### To do
The answer must consist of every line from the data that holds the string "arrow".

### Exercise materials

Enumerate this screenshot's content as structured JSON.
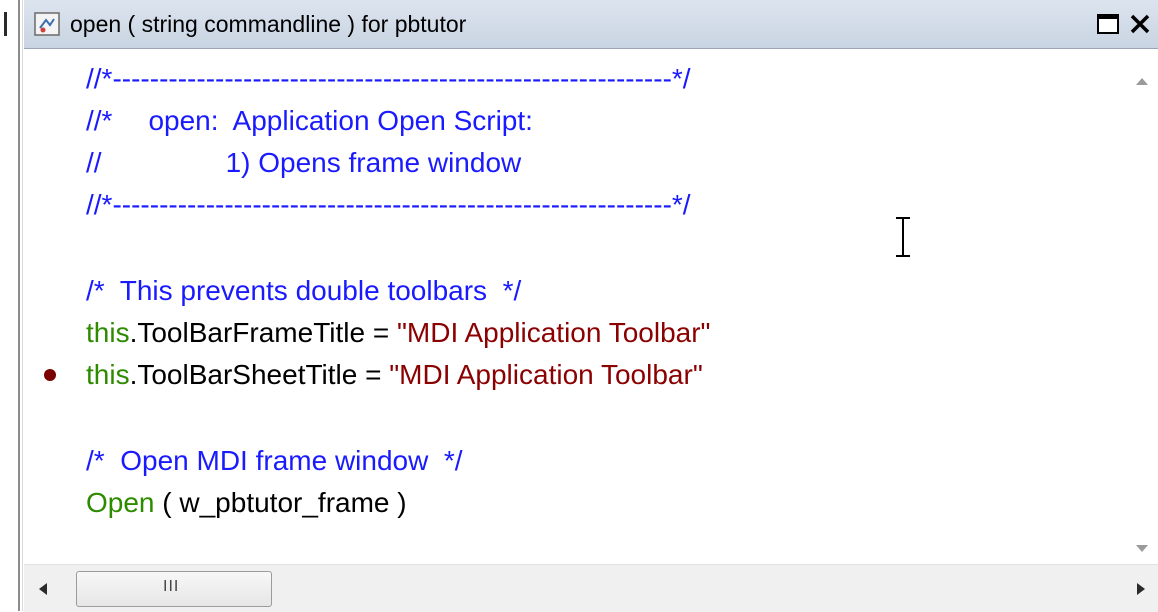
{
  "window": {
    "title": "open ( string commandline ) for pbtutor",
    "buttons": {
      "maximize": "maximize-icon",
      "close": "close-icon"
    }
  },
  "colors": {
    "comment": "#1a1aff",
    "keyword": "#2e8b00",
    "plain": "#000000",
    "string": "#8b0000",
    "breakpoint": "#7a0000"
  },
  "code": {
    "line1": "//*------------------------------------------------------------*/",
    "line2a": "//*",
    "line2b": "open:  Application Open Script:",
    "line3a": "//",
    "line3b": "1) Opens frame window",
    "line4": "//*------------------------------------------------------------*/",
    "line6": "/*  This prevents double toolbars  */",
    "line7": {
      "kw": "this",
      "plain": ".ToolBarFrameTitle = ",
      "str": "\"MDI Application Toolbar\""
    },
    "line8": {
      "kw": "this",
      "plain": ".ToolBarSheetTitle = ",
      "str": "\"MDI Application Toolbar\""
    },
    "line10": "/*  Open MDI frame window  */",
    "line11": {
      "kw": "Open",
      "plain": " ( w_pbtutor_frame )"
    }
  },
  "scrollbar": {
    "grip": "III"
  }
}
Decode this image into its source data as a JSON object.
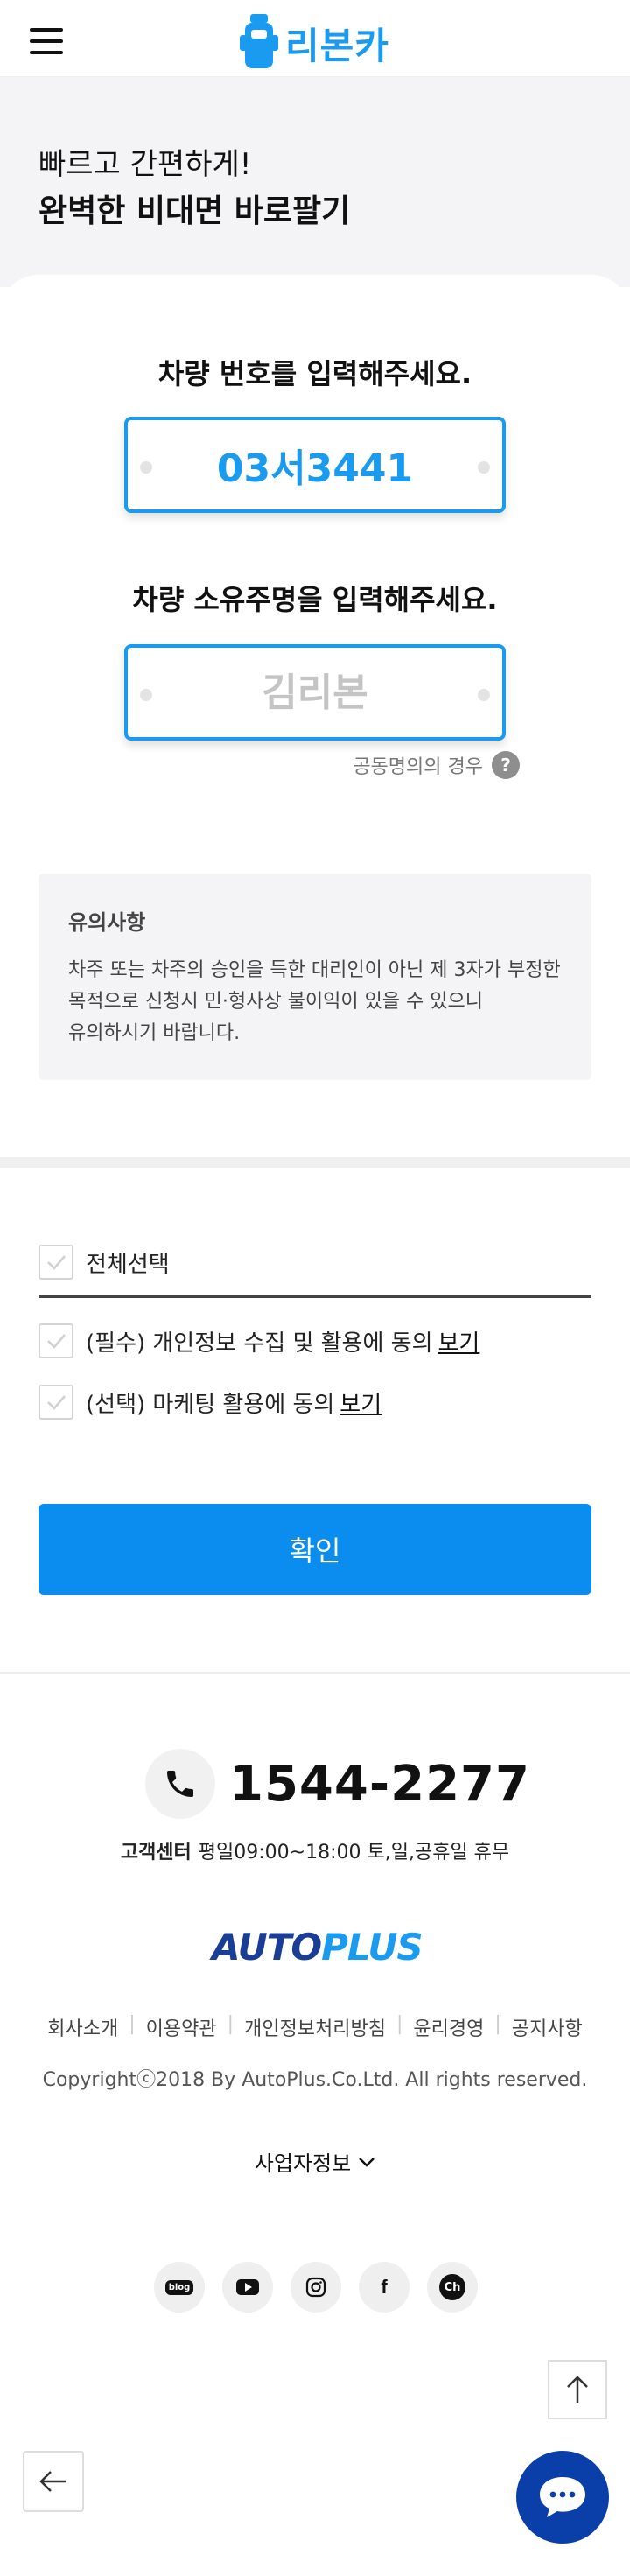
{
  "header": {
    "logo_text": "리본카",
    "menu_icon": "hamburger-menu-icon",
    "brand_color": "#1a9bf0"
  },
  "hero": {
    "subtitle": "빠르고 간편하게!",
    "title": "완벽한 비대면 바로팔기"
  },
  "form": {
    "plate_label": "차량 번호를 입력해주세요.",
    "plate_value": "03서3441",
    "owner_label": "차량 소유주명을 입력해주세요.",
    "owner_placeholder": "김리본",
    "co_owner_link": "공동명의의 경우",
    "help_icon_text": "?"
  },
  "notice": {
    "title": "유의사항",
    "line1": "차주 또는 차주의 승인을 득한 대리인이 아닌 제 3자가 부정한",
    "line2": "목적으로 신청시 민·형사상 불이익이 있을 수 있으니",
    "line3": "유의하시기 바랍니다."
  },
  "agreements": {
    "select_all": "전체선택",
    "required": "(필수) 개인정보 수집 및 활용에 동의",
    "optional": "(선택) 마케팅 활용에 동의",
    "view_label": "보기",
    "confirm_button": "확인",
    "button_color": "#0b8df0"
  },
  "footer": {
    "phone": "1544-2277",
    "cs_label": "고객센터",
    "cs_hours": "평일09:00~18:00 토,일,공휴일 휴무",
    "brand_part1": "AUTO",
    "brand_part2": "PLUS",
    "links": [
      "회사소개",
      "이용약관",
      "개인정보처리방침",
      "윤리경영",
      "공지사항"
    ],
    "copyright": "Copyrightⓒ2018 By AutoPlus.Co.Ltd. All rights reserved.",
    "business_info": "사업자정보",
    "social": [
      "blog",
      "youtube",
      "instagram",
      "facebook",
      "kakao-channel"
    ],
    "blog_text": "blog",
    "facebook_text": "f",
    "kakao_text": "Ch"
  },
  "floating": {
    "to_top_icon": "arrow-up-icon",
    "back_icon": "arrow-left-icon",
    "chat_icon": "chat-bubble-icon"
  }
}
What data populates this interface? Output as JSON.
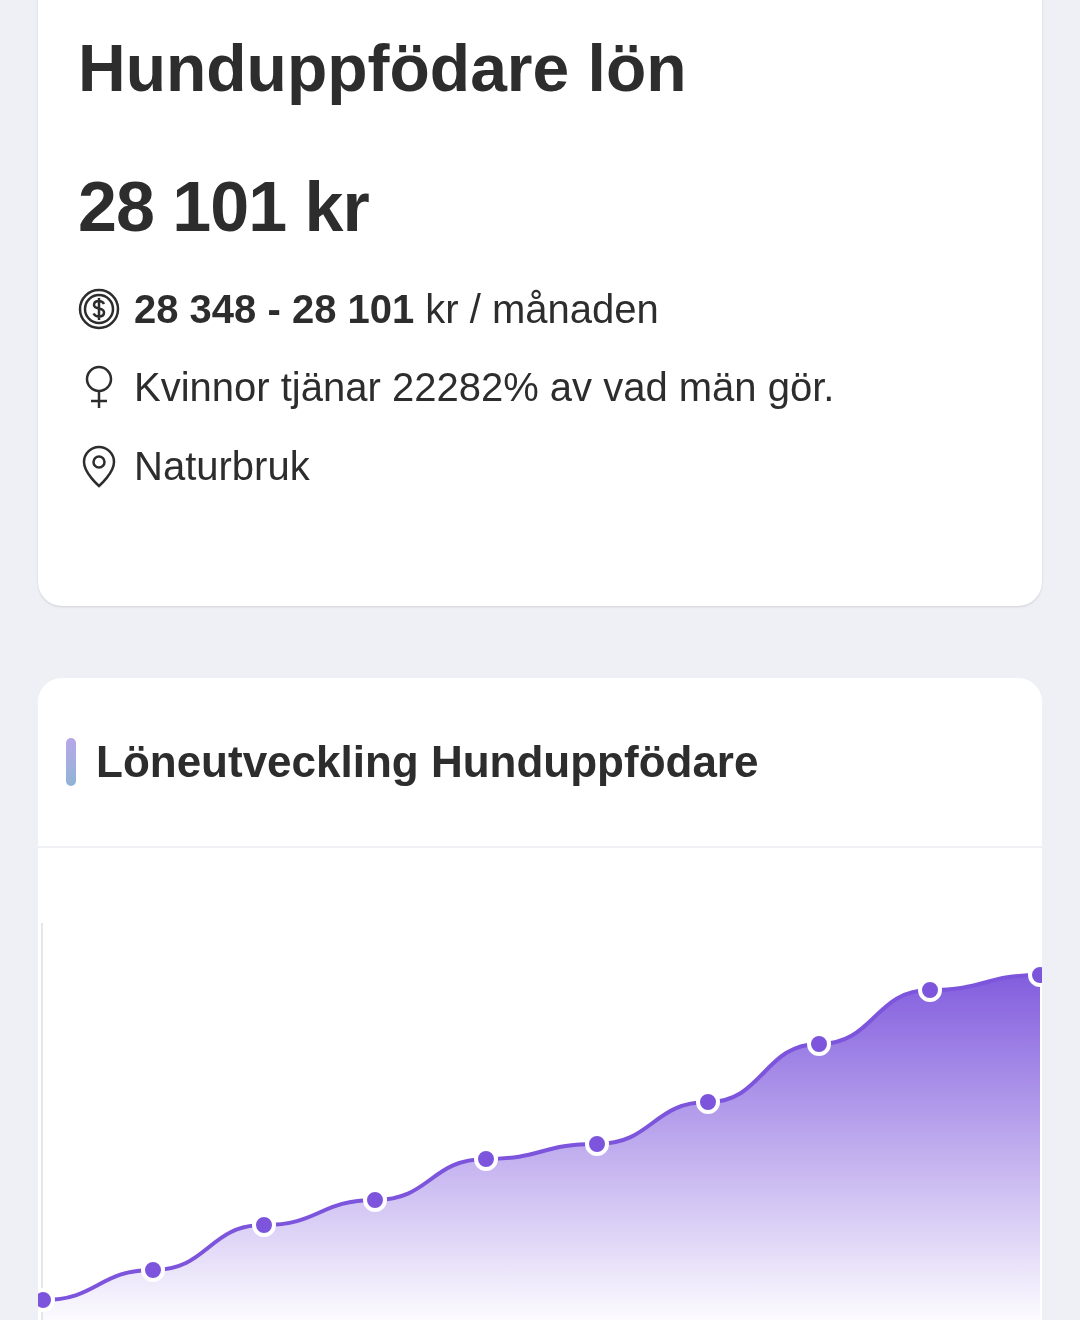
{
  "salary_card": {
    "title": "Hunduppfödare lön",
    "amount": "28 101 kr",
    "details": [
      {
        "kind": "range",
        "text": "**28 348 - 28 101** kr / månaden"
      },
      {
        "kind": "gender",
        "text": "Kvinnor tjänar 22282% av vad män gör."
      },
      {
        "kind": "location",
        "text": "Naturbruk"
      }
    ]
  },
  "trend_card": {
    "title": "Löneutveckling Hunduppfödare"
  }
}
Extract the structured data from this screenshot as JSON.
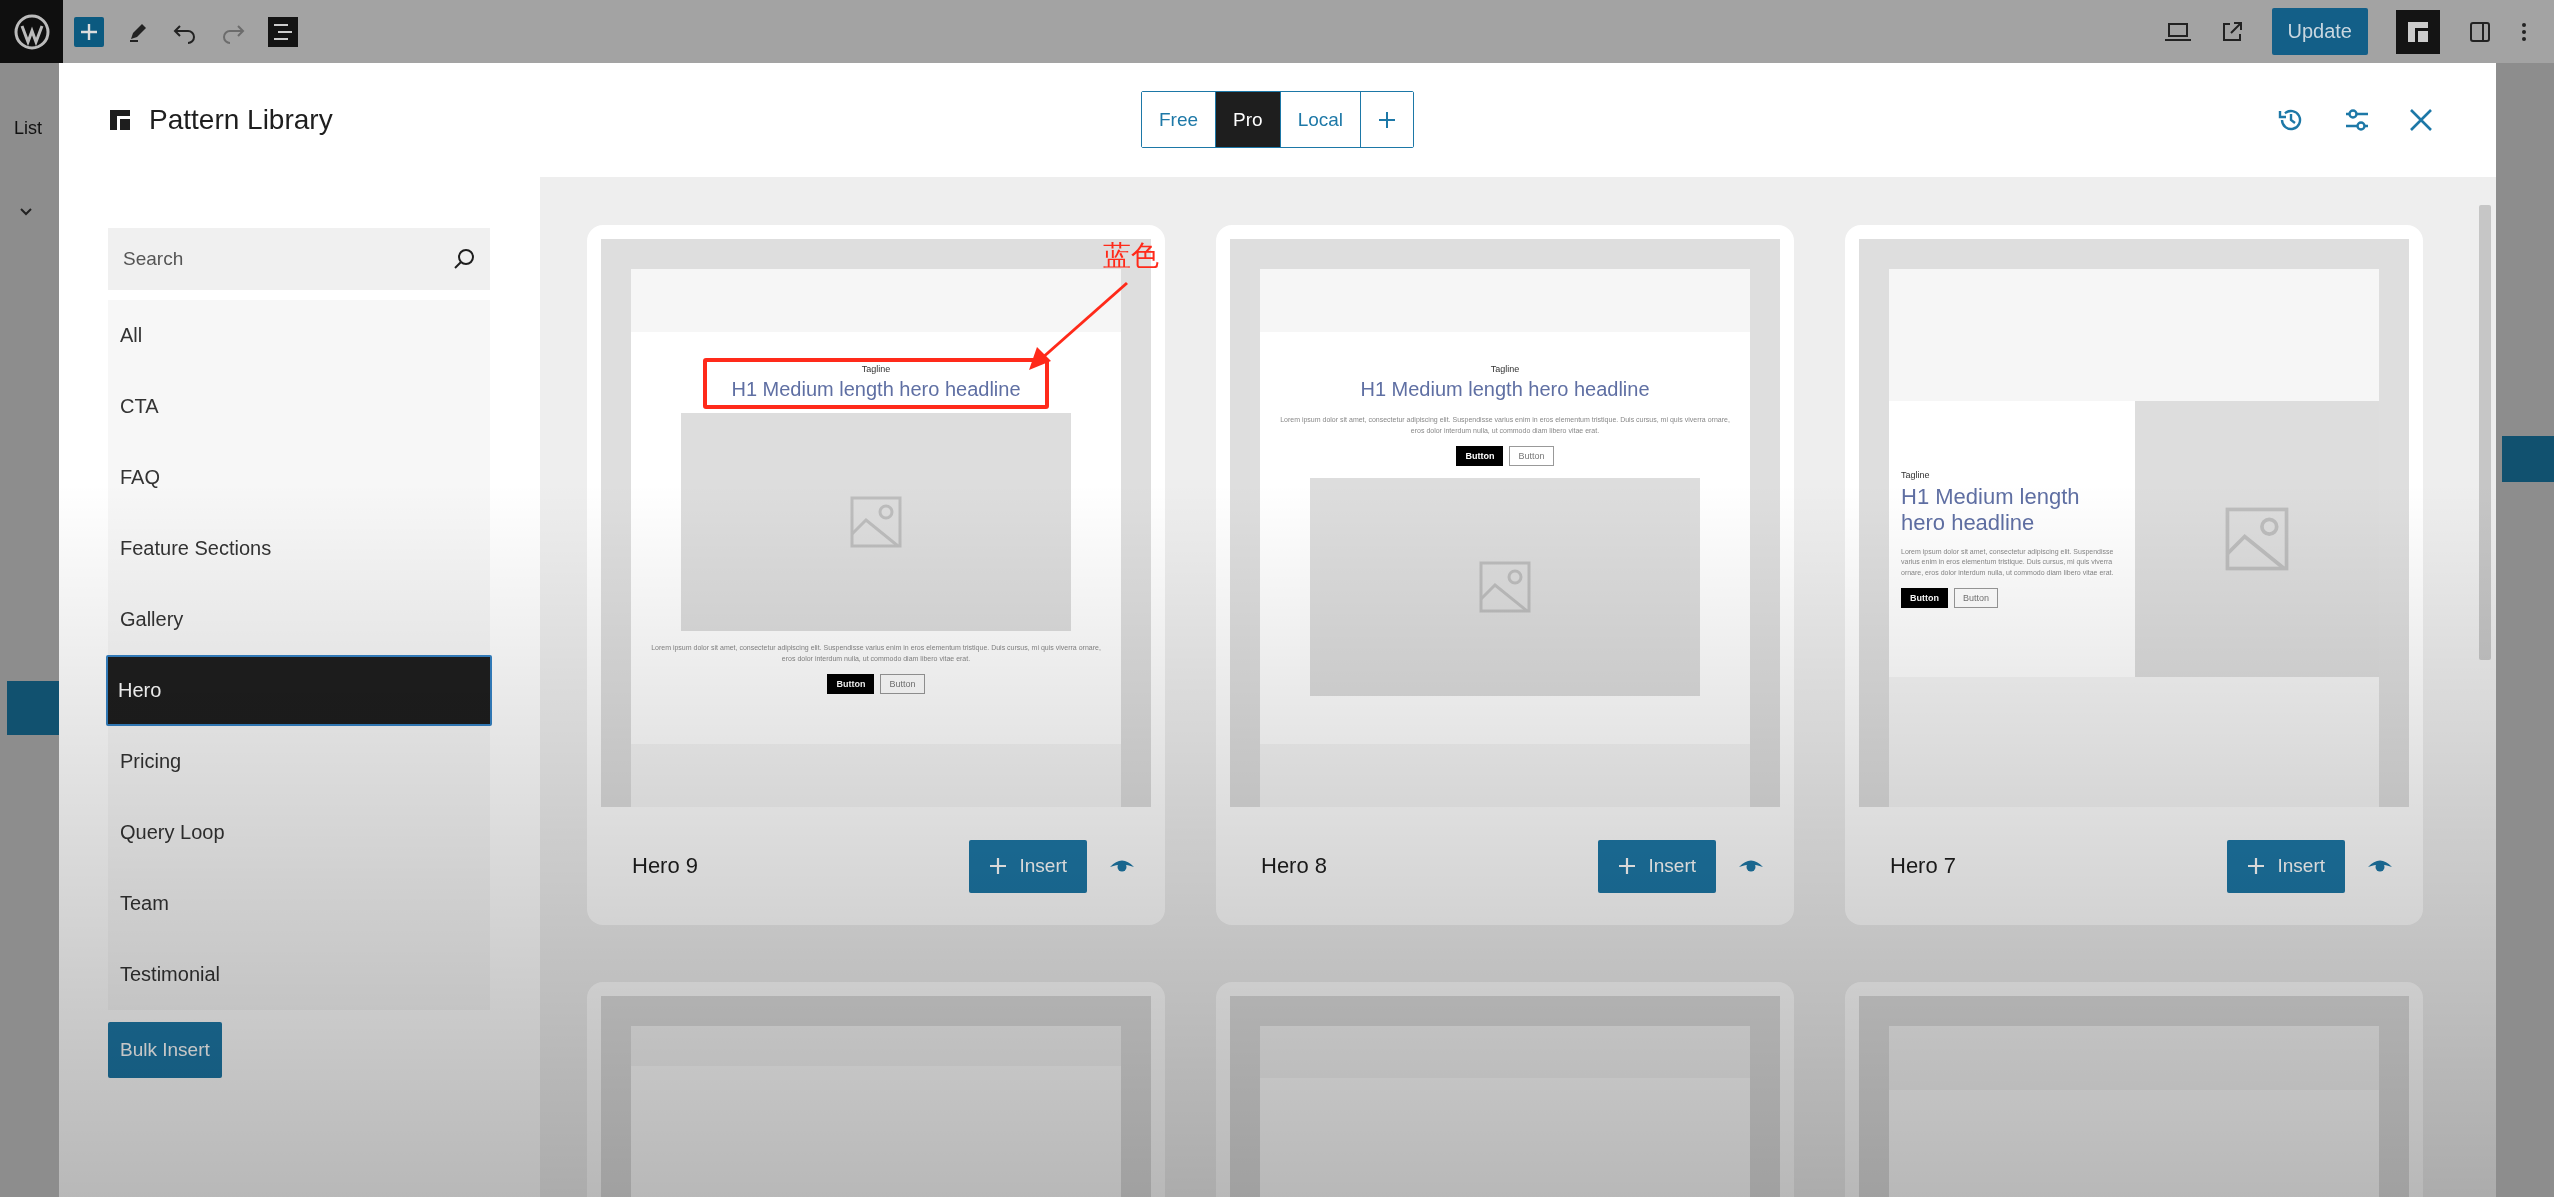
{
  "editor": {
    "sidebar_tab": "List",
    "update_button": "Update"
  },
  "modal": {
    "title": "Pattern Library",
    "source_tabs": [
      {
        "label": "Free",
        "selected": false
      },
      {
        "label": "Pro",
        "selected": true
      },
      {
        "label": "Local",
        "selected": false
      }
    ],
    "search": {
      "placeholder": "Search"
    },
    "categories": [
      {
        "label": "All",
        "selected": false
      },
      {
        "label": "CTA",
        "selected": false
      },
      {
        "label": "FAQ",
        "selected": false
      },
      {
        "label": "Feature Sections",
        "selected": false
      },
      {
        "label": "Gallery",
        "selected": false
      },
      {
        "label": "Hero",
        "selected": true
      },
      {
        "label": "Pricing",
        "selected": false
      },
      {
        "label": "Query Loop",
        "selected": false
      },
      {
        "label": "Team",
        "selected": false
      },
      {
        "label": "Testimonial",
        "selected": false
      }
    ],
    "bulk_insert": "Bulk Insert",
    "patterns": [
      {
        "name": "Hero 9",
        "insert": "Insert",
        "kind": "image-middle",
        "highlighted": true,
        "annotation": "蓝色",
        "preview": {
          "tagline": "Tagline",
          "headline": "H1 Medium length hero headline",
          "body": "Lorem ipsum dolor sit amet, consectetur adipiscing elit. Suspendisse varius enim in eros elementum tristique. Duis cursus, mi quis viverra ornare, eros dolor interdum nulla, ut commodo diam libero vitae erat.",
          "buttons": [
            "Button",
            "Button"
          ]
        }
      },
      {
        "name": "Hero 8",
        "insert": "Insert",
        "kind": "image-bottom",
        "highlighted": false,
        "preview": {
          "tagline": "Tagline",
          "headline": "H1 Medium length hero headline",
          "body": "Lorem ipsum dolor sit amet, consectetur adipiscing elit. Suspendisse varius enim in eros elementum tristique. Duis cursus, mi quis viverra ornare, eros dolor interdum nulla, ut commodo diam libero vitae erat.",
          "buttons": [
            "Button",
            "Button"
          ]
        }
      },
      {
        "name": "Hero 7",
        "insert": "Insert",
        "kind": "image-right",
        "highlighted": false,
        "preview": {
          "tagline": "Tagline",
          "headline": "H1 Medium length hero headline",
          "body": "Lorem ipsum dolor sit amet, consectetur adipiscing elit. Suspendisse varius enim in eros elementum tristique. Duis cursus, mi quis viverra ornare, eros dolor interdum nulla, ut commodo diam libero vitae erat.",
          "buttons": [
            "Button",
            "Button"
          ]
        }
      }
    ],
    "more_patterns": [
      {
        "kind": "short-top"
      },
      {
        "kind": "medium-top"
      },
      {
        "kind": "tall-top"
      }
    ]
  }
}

### Output of the exercise
    "to_top_icon": "arrow-up-icon",
    "back_icon": "arrow-left-icon",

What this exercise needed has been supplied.